Sheffield braces itself for ‘steep rise’ in Brexit-related hate crime

Sheffield City Council and South Yorkshire Police have warned of a rise in hate crime following Britain’s exit from the European Union.

The council and police are preparing for a sustained spike in bullying, offensive graffiti, online abuse and increased threat of violence and alt-right terrorism following Brexit.

The UK is set to leave the European Union on March 29

The UK is set to leave the European Union on March 29

Councillor Jim Steinke, cabinet member for neighbourhoods and community safety, said: “We are going to have to deal with it day-to-day, it won’t just be a short-term spike, it will be longer. The longer Article 50 is extended the more tension it will create.

“We need the police to get on with the job and make sure people report incidents and send out a clear message that this will not be tolerated.

“The threat of terrorism has been played down for obvious reasons but it’s fair to say there is concern about the alt-right.

“It’s also important to deal with online hate crime. It’s a constant for some people that every time they switch on their computer there is abuse.

“If we still leave, even people who voted for Brexit will still be very angry in five years time when they realise what they voted for won’t happen. You’ve also got this irony that EU migration is at a low and non-EU migration has gone up.”

In the aftermath of the EU-referendum Sheffield charity bosses reported incidents of staff being racially abused and South Yorkshire Police recorded a number of racist attacks. 

At the time, Louise Haigh, MP for Sheffield Heeley, wrote to the force urging them to be vigilant. She said: “I want people across our city worried about this to know, whatever your creed or colour, you are every bit as welcome in Sheffield as you have ever been. You have every bit as much a right to be here as I do and we all value the fantastic contribution you make to our city.
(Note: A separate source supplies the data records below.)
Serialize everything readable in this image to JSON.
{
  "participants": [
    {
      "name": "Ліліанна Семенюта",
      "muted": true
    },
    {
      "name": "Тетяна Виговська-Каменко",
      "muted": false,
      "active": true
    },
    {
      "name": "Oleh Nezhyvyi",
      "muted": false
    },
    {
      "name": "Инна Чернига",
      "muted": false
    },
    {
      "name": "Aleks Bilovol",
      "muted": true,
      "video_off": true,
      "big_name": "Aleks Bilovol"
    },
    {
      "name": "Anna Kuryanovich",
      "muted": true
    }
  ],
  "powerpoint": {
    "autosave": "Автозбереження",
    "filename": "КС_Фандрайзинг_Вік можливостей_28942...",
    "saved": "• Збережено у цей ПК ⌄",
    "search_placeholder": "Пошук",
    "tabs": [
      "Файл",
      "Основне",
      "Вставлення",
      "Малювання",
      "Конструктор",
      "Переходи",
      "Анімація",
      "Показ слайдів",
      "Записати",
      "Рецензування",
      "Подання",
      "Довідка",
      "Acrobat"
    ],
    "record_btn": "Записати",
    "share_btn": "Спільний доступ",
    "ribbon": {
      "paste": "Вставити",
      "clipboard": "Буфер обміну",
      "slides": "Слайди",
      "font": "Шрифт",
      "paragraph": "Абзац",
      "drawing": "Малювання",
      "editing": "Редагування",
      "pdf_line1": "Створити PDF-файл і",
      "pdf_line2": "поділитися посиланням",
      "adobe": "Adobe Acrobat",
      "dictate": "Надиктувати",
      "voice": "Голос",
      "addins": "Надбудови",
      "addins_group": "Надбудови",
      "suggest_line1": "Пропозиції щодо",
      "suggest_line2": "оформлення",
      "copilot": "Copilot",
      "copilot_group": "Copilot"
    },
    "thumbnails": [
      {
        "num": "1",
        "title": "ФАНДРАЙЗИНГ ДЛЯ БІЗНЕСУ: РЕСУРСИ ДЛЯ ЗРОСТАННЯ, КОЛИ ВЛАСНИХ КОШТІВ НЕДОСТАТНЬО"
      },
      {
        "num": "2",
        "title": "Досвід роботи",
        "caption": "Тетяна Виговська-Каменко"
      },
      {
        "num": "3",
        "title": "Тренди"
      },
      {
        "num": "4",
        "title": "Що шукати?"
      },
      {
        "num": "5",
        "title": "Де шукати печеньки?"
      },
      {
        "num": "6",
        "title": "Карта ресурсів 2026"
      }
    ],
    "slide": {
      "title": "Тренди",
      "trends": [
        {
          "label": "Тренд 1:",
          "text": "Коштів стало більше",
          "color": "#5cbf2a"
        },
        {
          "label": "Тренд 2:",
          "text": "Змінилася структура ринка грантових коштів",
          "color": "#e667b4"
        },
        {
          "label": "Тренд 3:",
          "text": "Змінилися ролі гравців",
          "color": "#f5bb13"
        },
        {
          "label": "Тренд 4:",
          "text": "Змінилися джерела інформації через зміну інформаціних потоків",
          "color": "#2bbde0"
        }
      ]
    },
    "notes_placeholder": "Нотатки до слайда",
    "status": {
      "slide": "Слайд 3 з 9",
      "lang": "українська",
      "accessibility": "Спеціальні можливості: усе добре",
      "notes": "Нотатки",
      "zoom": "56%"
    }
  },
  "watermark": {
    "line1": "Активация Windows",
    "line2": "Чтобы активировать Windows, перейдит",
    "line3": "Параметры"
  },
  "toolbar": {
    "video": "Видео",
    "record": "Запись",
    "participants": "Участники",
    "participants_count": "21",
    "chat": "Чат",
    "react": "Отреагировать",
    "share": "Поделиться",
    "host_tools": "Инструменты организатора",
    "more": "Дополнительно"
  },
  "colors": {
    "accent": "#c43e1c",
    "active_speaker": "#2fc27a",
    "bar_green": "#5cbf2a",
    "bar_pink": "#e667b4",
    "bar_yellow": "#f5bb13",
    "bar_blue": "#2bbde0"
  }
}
“Nobody has any right whatsoever to treat any people in our communities with hate.”

The police’s national leader on hate crime said there was an increase lasting 11 weeks following the EU referendum, and a rise of 57 percent in the four immediate days following the vote. Coun Steinke said it is likely to be longer post-Brexit.

He added: “I don’t think we were as prepared as we should have been for the referendum. But we have been in discussions with the police quite regularly on how we will prepare for Brexit. Whatever happens hate crime will go up, people will kick off if we stay or leave and we need to be ready for that. It’s crucial that people report incidents as soon as they happen.”

A spokesperson for South Yorkshire Police said: "There are strong views about the EU Exit and loud debate but there is no excuse for hate crime.  Police will respond robustly to people who cross that line.
“We are monitoring tension levels and hate crimes so we are able to respond quickly if we see rises.
“Nobody should have to face violence and intimidation because of who they are.  We remain committed to helping people feel safe and secure as they go about their lives.  Hate crimes will be treated seriously and investigated.”
Anyone who suffers a hate crime should report it to the police, either by calling 101 (999 in an emergency) or online through their True Vision web site at www.report-it.org.uk. You can also call Stop Hate on 0800 138 1625.